I read excerpts out to one of my daughters and she said: ‘It’s hard to know whether you should feel sad or guilt tripped’, which is exactly how I felt when I first received such letters, not so much sad because in those days I had difficulties seeing things from my mother’s perspective.
I blamed my mother for not leaving my father. I blamed her for her Catholicism and her religiosity. I blamed her for not putting her children ahead of her husband, as many a child has done before, including no doubt my own children at times.
Now when I am older than my mother was when she wrote these letters, I recognise something of her struggle and wish I had been more able to see how hard she tried and how humiliating it must have been for her to have to ask her just-out-of-school daughters, who by then lived away from home on small scholarships – the first time any money ever came our way, and needing to stretch it out to pay rent, buy clothes and food and survive – to have our mother see us as flush enough to be able to offer to help her pay school fees for our younger sister still at school.
It must have galled her.
My mother around this time.
It would gall me to need to ask my children for money in this way, but my mother asked all her children for financial assistance when we first came into money.
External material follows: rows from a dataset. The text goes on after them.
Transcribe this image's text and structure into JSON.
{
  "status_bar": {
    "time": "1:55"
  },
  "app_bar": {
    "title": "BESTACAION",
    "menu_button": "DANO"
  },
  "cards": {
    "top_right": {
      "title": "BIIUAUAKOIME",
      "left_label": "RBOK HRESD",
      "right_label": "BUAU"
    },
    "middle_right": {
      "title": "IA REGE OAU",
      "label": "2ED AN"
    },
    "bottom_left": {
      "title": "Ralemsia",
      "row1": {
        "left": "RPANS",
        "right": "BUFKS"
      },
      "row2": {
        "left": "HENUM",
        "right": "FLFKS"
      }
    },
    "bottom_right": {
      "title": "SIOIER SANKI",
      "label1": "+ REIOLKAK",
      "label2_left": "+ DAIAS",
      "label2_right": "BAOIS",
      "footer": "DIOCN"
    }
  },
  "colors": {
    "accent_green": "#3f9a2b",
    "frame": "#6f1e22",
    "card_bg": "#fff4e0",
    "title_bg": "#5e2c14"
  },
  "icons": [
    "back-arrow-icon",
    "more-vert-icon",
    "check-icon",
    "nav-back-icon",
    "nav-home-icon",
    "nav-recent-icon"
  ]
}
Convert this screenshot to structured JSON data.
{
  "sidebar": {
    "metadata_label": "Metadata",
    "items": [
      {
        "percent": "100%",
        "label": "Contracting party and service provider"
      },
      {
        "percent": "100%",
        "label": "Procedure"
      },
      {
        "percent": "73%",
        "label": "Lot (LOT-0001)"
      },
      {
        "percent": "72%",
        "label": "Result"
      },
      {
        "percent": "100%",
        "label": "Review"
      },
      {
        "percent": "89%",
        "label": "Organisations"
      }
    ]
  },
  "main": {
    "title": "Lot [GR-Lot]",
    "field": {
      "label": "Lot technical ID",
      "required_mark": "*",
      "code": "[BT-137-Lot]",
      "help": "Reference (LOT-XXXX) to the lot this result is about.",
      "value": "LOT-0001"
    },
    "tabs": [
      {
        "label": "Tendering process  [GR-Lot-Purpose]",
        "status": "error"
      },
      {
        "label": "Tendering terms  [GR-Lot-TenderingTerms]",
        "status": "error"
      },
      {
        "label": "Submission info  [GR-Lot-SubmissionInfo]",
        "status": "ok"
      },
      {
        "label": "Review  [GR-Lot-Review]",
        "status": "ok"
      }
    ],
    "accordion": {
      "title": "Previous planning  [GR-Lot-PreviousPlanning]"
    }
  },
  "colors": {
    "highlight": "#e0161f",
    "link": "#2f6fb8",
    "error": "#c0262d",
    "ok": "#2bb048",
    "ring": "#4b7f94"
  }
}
After my father died when she became a little more self sufficient but then she remarried a man who cared for her well when he was alive for some seventeen years, but even he managed not to leave her much to go on with for the next fifteen or so years and once again in her old age we kids needed to support her.
By then I did not begrudge it, and wanted to protect her from the humiliation of her unmet needs, a woman of her times, a woman who left school at fifteen to help her parents keep house until she married and then had countless children and then migrated to Australia and lost much of her family support, even though a number of her brothers also migrated to Australia.
A sad story, a common story, a story that bears retelling.